Find each line in the records below that contains the word "screenshot", and copy it out.

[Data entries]

-- -- --

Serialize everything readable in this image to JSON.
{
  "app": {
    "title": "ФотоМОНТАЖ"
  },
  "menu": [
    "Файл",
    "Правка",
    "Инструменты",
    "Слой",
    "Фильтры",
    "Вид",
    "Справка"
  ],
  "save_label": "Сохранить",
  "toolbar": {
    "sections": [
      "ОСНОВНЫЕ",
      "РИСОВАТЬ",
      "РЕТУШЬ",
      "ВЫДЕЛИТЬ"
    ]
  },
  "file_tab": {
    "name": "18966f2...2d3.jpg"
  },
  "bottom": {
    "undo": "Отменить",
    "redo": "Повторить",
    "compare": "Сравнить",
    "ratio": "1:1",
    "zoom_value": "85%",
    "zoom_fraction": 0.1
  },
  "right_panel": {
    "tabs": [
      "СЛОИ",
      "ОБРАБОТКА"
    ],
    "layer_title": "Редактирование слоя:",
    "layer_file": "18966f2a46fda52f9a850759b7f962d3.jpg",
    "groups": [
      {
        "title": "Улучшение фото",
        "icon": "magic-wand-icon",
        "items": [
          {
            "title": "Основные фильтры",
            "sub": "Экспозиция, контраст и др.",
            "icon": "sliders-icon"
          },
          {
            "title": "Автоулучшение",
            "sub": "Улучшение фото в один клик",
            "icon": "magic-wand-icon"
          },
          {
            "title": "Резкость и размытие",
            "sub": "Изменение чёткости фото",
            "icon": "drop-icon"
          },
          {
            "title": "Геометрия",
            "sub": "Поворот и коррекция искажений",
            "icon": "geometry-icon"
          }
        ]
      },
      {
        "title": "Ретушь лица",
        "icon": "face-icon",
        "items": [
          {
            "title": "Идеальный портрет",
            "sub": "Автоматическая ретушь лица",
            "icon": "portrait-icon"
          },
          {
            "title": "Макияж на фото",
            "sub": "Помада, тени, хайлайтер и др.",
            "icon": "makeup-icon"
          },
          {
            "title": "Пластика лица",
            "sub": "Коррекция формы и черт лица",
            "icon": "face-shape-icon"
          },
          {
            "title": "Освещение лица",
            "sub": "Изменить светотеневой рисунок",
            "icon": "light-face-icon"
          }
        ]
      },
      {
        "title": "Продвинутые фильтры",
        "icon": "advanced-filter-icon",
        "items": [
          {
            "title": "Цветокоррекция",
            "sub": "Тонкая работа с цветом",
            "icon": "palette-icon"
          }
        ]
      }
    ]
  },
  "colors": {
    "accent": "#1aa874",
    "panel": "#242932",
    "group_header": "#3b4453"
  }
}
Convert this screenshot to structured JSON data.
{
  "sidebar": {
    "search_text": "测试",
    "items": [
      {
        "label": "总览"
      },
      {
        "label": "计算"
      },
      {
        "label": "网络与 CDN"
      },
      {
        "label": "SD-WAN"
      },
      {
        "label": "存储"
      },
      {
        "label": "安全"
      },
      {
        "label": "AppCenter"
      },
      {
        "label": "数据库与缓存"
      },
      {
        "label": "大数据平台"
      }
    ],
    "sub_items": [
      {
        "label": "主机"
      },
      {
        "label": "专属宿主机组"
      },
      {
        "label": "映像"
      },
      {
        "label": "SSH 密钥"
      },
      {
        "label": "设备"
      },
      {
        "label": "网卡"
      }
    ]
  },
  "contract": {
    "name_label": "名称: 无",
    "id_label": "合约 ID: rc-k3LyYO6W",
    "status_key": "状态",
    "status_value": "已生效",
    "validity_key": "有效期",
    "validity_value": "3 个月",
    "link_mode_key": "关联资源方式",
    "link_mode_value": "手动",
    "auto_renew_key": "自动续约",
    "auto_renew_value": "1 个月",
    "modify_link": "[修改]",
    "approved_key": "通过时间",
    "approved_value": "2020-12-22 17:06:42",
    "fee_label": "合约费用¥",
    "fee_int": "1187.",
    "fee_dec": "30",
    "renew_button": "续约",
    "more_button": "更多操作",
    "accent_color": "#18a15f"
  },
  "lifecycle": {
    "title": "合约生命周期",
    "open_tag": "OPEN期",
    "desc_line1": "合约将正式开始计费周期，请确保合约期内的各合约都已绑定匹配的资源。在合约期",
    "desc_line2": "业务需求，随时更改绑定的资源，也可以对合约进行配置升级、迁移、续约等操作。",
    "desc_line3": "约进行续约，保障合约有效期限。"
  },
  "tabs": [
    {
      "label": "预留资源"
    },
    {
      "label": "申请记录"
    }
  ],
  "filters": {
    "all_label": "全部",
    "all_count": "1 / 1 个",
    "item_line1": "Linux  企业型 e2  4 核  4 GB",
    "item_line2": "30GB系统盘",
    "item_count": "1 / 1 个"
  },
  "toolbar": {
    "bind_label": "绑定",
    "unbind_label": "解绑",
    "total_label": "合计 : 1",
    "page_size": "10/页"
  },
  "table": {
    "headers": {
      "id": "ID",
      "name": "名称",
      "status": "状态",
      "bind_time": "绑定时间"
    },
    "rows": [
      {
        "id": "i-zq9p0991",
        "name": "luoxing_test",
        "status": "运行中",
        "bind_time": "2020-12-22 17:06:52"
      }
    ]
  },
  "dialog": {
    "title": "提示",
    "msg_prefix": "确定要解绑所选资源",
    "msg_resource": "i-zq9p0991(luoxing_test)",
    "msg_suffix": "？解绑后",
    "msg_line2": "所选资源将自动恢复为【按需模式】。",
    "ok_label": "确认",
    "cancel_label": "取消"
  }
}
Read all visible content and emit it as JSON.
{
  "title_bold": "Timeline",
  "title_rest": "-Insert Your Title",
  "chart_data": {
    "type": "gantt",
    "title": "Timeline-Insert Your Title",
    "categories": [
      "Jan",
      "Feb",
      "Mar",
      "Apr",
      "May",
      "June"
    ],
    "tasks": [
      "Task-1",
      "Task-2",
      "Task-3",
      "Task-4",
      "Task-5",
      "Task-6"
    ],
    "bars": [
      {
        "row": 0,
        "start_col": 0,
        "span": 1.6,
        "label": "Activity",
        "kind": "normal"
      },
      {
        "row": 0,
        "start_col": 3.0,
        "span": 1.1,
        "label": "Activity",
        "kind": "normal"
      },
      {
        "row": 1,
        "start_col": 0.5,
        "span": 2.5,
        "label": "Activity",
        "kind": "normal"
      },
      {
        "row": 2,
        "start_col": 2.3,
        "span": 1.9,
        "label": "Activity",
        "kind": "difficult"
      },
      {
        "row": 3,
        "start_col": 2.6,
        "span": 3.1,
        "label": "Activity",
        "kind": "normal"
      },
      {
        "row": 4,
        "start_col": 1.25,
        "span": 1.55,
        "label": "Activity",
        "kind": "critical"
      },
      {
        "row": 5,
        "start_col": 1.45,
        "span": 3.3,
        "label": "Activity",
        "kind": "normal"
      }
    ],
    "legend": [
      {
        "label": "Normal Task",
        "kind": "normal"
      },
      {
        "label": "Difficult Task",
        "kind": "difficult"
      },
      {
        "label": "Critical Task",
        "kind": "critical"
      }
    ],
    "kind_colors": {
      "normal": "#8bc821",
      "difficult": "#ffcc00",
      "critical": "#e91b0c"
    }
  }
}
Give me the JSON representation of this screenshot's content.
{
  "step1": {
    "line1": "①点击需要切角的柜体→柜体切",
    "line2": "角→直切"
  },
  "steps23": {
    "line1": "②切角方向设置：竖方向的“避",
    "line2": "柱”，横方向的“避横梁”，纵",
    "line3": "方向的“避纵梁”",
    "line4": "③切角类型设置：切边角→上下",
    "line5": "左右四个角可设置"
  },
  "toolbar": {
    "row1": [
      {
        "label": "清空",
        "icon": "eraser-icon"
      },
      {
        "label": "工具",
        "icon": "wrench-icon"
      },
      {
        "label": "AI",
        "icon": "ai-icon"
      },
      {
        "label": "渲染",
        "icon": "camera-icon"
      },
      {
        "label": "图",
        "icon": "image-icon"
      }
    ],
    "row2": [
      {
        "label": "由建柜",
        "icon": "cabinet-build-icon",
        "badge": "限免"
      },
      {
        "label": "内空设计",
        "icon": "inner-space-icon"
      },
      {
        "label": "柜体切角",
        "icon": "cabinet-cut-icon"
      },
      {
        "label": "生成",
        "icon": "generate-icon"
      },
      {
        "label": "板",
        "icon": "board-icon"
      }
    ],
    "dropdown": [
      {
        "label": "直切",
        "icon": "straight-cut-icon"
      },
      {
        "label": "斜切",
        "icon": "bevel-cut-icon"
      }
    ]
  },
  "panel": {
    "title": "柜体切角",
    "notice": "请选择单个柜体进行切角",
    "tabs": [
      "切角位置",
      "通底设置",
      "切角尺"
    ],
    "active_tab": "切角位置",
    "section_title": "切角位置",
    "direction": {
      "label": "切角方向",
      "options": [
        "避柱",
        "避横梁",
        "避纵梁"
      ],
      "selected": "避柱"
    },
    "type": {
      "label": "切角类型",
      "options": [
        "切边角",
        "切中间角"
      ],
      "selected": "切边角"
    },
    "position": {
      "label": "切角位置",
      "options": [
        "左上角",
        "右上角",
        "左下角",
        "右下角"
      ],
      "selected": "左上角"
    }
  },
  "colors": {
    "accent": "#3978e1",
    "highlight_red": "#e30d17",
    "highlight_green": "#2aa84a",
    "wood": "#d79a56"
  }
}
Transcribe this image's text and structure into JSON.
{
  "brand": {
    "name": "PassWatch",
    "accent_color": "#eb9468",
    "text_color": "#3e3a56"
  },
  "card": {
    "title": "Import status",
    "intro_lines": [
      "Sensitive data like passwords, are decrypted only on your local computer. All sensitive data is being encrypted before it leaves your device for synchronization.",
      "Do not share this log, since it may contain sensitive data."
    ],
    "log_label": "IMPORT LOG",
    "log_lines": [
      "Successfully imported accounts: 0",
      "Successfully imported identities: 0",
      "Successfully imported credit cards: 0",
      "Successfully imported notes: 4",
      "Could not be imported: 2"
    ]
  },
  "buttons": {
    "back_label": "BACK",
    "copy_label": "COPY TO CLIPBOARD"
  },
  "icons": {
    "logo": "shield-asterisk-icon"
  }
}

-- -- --

**YOUR SOLUTION**
Convert this screenshot to structured JSON data.
Give me the JSON representation of this screenshot's content.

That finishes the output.